The key issue on appeal was whether the ATO acted with conscious maladministration such that the assessments would be invalid. The Full Federal Court held that there could not be a breach of privilege as it is an immunity against the right to compel a party to produce information, and it is not a right in itself available where a party receives documents that are privileged. In this case, the correct cause of action for the taxpayer would have been a breach of confidence which was not raised by the taxpayer. The Full Federal Court concluded that, as the act of maladministration (being the breach of privilege) could not be found in this case, there cannot be conscious maladministration on the part of the Commissioner. The privileged documents therefore could be relied upon by the ATO in determining the assessments such that the default assessments are valid.

This case is a helpful reminder of the scope of legal professional privilege and that the protection is only afforded to documents that the Commissioner tries to obtain, not documents that the Commissioner already has in his possession.

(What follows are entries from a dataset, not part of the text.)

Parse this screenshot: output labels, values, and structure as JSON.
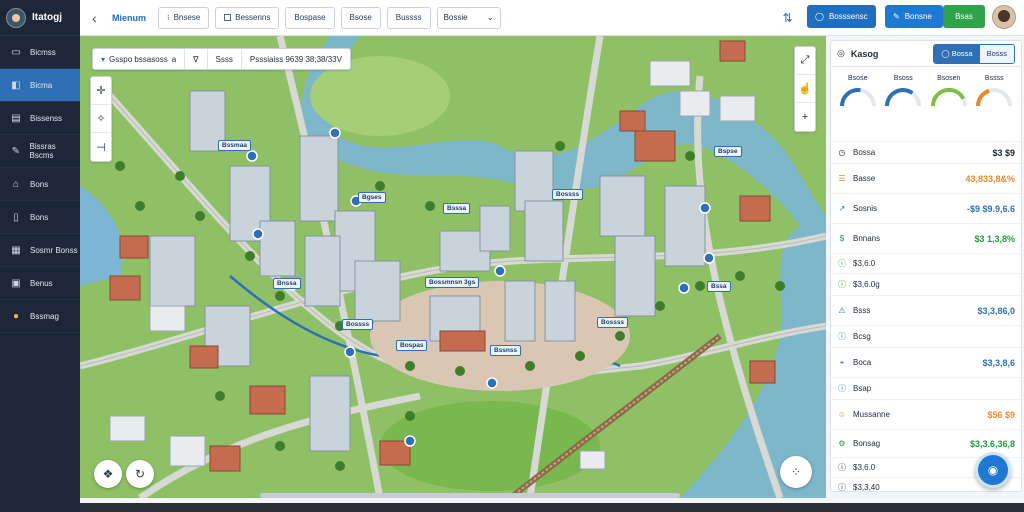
{
  "app": {
    "name": "Itatogj"
  },
  "sidebar": {
    "items": [
      {
        "label": "Bicmss",
        "icon": "folder-icon"
      },
      {
        "label": "Bicma",
        "icon": "map-icon"
      },
      {
        "label": "Bissenss",
        "icon": "layers-icon"
      },
      {
        "label": "Bissras Bscms",
        "icon": "edit-icon"
      },
      {
        "label": "Bons",
        "icon": "car-icon"
      },
      {
        "label": "Bons",
        "icon": "document-icon"
      },
      {
        "label": "Sosmr Bonss",
        "icon": "chart-icon"
      },
      {
        "label": "Benus",
        "icon": "bus-icon"
      },
      {
        "label": "Bssmag",
        "icon": "settings-icon"
      }
    ]
  },
  "topbar": {
    "breadcrumb": "Mienum",
    "buttons": [
      "Bnsese",
      "Bessenns",
      "Bospase",
      "Bsose",
      "Bussss"
    ],
    "select_value": "Bossie",
    "primary_button": "Bosssensc",
    "secondary_button": "Bonsne",
    "tertiary_button": "Bsas"
  },
  "map": {
    "search": {
      "field1": "Gsspo bssasoss",
      "field1_suffix": "a",
      "field2": "Ssss",
      "field3": "Psssiaiss 9639 38;38/33V"
    },
    "labels": [
      "Bssmaa",
      "Bgses",
      "Bsssa",
      "Bossss",
      "Bspse",
      "Bnssa",
      "Bossmnsn 3gs",
      "Bossss",
      "Bospas",
      "Bssnss",
      "Bossss",
      "Bssa"
    ]
  },
  "panel": {
    "title": "Kasog",
    "tabs": [
      "Bossa",
      "Bosss"
    ],
    "gauges": [
      {
        "label": "Bsose",
        "value": 0.55,
        "color": "#2e6fb5"
      },
      {
        "label": "Bsoss",
        "value": 0.7,
        "color": "#2e6fb5"
      },
      {
        "label": "Bsosen",
        "value": 0.85,
        "color": "#7bc043"
      },
      {
        "label": "Bssss",
        "value": 0.4,
        "color": "#e6892a"
      }
    ],
    "kpis": [
      {
        "label": "Bossa",
        "value": "$3 $9",
        "color": "#1d2738",
        "icon": "clock-icon"
      },
      {
        "label": "Basse",
        "value": "43,833,8&%",
        "color": "#e6892a",
        "icon": "list-icon"
      },
      {
        "label": "Sosnis",
        "value": "-$9 $9.9,6.6",
        "color": "#2e6fb5",
        "icon": "trend-icon"
      },
      {
        "label": "Bnnans",
        "value": "$3 1,3,8%",
        "color": "#1f9d3a",
        "icon": "money-icon"
      },
      {
        "label": "$3,6.0",
        "value": "",
        "color": "#1f9d3a",
        "icon": "info-icon"
      },
      {
        "label": "$3,6.0g",
        "value": "",
        "color": "#1f9d3a",
        "icon": "info-icon"
      },
      {
        "label": "Bsss",
        "value": "$3,3,86,0",
        "color": "#2e6fb5",
        "icon": "alert-icon"
      },
      {
        "label": "Bcsg",
        "value": "",
        "color": "#2e6fb5",
        "icon": "info-icon"
      },
      {
        "label": "Boca",
        "value": "$3,3,8,6",
        "color": "#2e6fb5",
        "icon": "pin-icon"
      },
      {
        "label": "Bsap",
        "value": "",
        "color": "#2e6fb5",
        "icon": "info-icon"
      },
      {
        "label": "Mussanne",
        "value": "$56 $9",
        "color": "#e6892a",
        "icon": "person-icon"
      },
      {
        "label": "Bonsag",
        "value": "$3,3.6,36,8",
        "color": "#1f9d3a",
        "icon": "gear-icon"
      },
      {
        "label": "$3,6.0",
        "value": "",
        "color": "#1d2738",
        "icon": "info-icon"
      },
      {
        "label": "$3,3,40",
        "value": "",
        "color": "#1d2738",
        "icon": "info-icon"
      }
    ]
  }
}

Hosting and promotional staff found to be common law employees for payroll tax purposes – Styling Australia Pty Ltd v Comr of State Revenue [2015] VCAT 1792

The Victorian Civil and Administrative Tribunal (VCAT) has recently held that a company providing hosting and promotional staff for events, functions, carnivals, and marketing campaigns had sufficient control over its staff members such that they were employees at common law. As a consequence, the taxpayer company was liable to pay payroll tax, as the payments to staff came within the definition of wages under the Payroll Tax Act 2007 (Vic).

While the taxpayer argued that the staff members were independent contractors, VCAT emphasised that:

  • the staff were required to consistently present themselves professionally;
  • notify the taxpayer when they were unable to accept an assignment;
  • seek the consent of the taxpayer to accept an offer of employment from a client; and
  • as a consequence a casual employment relationship existed.

If you have any concerns about the classification of your staff as employees or contractors and consequently your liability for payroll tax, please contact one of our experienced tax lawyers for assistance.

ATO updates

ATO consulting with small business owners to reduce GST reporting costs

The ATO has noted that in 2016 it will be working with small businesses with a turnover of less than $2 million to reduce the costs of their GST reporting. Some measures include simplifying account set up, record keeping and business activity statement (BAS) preparation by removing unnecessary GST labels on BAS. This is a positive sign for small businesses and should result in reduced compliance costs.

Legislation and government policy

EU passes tax transparency directive

Another step has been taken in the global pursuit of preventing multinational tax avoidance. The Council of the European Union has adopted a directive that will require member states to automatically exchange information on advance cross-border tax rulings and advanced pricing arrangements (APAs). Additionally, a secure central directory will be developed that will facilitate information exchange between member states and for the implementation of the directive.

Tax rulings are the assurances that tax authorities provide to taxpayers in regarding the tax treatment of a particular issue. An APA is a type of tax ruling that is focussed on the pricing methodology applied by a taxpayer to the transfer of goods or services between companies.

The EU noted in its directive that it ‘will ensure that where one member state issues an advance tax ruling or transfer pricing arrangement, any other member state affected is in a position to monitor the situation and the possible impact on its tax revenue’.  This is consistent with the wider tax base erosion and profit shifting initiatives being pursued by the OECD and discussed at the G20.

The new rules will apply from 1 January 2017.